What I don’t love about Christmas is the hyper-consumerism and the pressure to spend, spend, spend. I hate the message we get from TV ads that tells us that a happy Christmas is dependant on how many gifts you have under your tree. I consciously live my life outside of that paradigm. As Mommy and CEO of my household, I am responsible for the gift-giving, which gives me the power to make a statement about non-consumerism with my Christmas giving.
In the past I’ve gone back and forth about how best to have a non-consumer Christmas. The first year my conscience was really getting to me and I happened to be low on cash. I told friends and family not to buy for me because I wouldn’t be buying for them. It wasn’t a very satisfying Christmas because I learned that I do enjoy giving, as long as I’m able to give something that lines up with my value system. More on that in a sec.

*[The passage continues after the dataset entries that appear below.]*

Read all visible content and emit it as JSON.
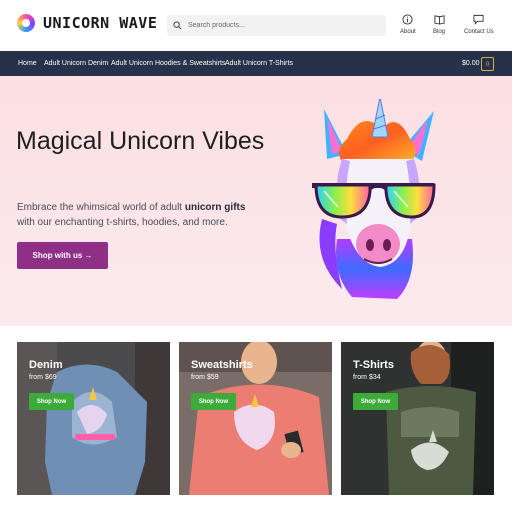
{
  "brand": {
    "name": "UNICORN WAVE",
    "icon": "unicorn-wave-logo"
  },
  "search": {
    "placeholder": "Search products...",
    "value": ""
  },
  "header_links": [
    {
      "label": "About",
      "icon": "info-icon"
    },
    {
      "label": "Blog",
      "icon": "book-icon"
    },
    {
      "label": "Contact Us",
      "icon": "chat-icon"
    }
  ],
  "nav": {
    "items": [
      {
        "label": "Home"
      },
      {
        "label": "Adult Unicorn Denim"
      },
      {
        "label": "Adult Unicorn Hoodies & Sweatshirts"
      },
      {
        "label": "Adult Unicorn T-Shirts"
      }
    ],
    "cart_total": "$0.00",
    "cart_count": "0"
  },
  "hero": {
    "title": "Magical Unicorn Vibes",
    "text_before": "Embrace the whimsical world of adult ",
    "text_bold": "unicorn gifts",
    "text_after": " with our enchanting t-shirts, hoodies, and more.",
    "button": "Shop with us →"
  },
  "categories": [
    {
      "title": "Denim",
      "price": "from $69",
      "button": "Shop Now"
    },
    {
      "title": "Sweatshirts",
      "price": "from $59",
      "button": "Shop Now"
    },
    {
      "title": "T-Shirts",
      "price": "from $34",
      "button": "Shop Now"
    }
  ],
  "colors": {
    "nav_bg": "#25324a",
    "hero_button": "#8f2f86",
    "shop_now": "#3cab3a",
    "cart_accent": "#d8b04a"
  }
}
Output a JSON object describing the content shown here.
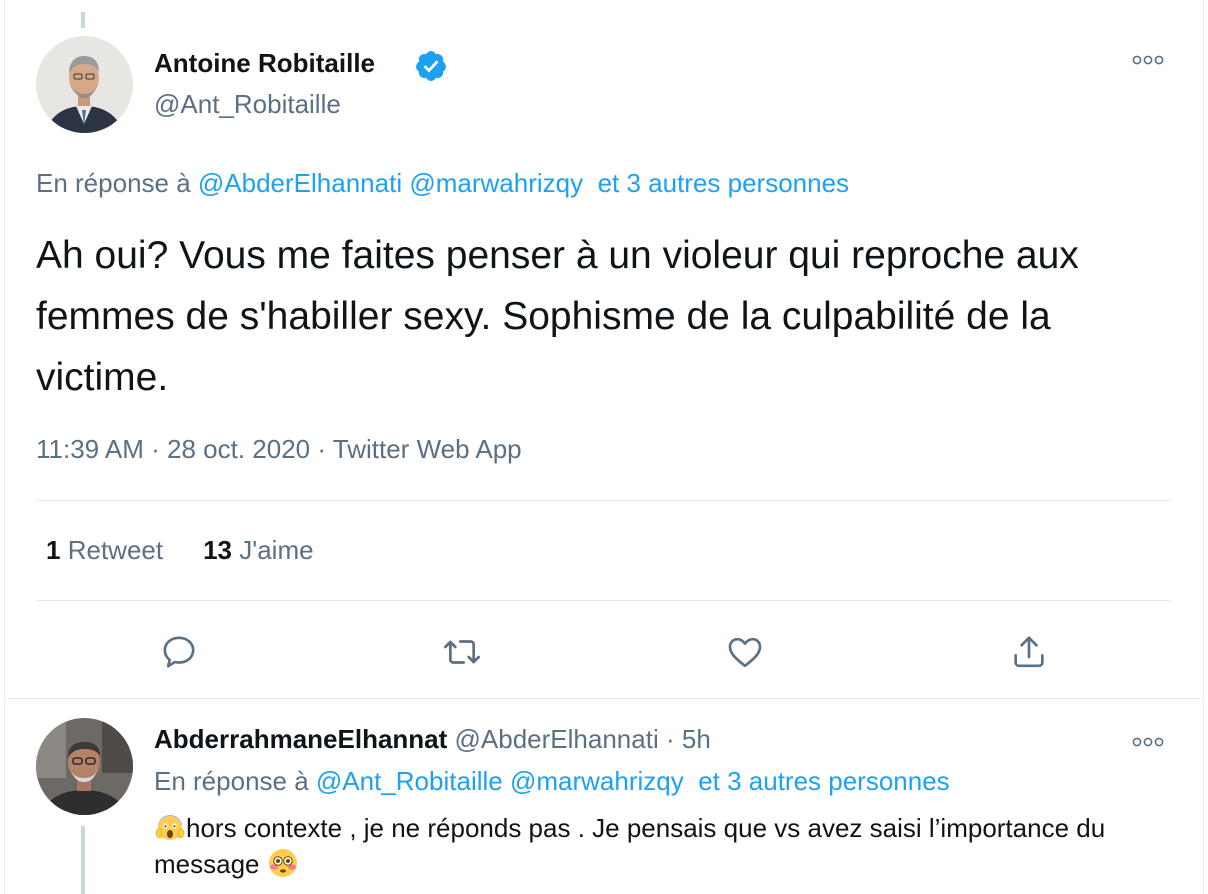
{
  "main_tweet": {
    "author_name": "Antoine Robitaille",
    "handle": "@Ant_Robitaille",
    "reply_prefix": "En réponse à",
    "reply_mentions": [
      "@AbderElhannati",
      "@marwahrizqy"
    ],
    "reply_others": "et 3 autres personnes",
    "text": "Ah oui? Vous me faites penser à un violeur qui reproche aux femmes de s'habiller sexy. Sophisme de la culpabilité de la victime.",
    "timestamp": "11:39 AM · 28 oct. 2020 · Twitter Web App",
    "stats": {
      "retweets_count": "1",
      "retweets_label": "Retweet",
      "likes_count": "13",
      "likes_label": "J'aime"
    },
    "actions": [
      "reply-icon",
      "retweet-icon",
      "like-icon",
      "share-icon"
    ]
  },
  "reply_tweet": {
    "author_name": "AbderrahmaneElhannat",
    "handle": "@AbderElhannati",
    "separator": "·",
    "time": "5h",
    "reply_prefix": "En réponse à",
    "reply_mentions": [
      "@Ant_Robitaille",
      "@marwahrizqy"
    ],
    "reply_others": "et 3 autres personnes",
    "text": "hors contexte , je ne réponds pas . Je pensais que vs avez saisi l’importance du message",
    "leading_emoji": "screaming-face-emoji",
    "trailing_emoji": "flushed-face-emoji"
  },
  "colors": {
    "accent": "#1da1f2",
    "text_primary": "#0f1419",
    "text_secondary": "#5b7083",
    "divider": "#e1e8ed",
    "thread_line": "#ccd6dd"
  }
}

For my second non-consumer Christmas, I picked a charity that I knew the recipient believed in and donated in their honor. For my in-laws I donated to the Golden Retriever Rescue in their city. This is the organization from which they adopted their dog. They both said it was a very cool, meaningful gift. I ended up spending more money that Christmas than if I had bought regular gifts because I found so many worthy charities. I had a blast researching different non-profits and finding ones to suit my various family members. I would definitely do this again, as I had a positive response from my family.
Last Christmas, I bought gifts but bought mostly from fair trade organizations or charities. It was easy for the women. They got jewelery made by women in India or Nepal. The men were a little harder. I did buy traditional gifts for some of them. This is what I will be doing again this year. There are hundreds of amazing hand-made gifts that support artisans all over the world and allow them to support themselves and their children.
This is a lovely post from another WordPress blogger about the joy of gift-giving. I would love to hear what others are doing to circumvent the consumerism of Christmas.
In the meantime, here are some links to fair-trade gifts.
Ten Thousand Villages– hundreds of handmade gifts from artisans all over the world.
Fair Trade Marketplace– more gifts from all over the world.
Night Light International – jewelery made by Thai women who were victims of sex trafficking, a personal favorite of mine.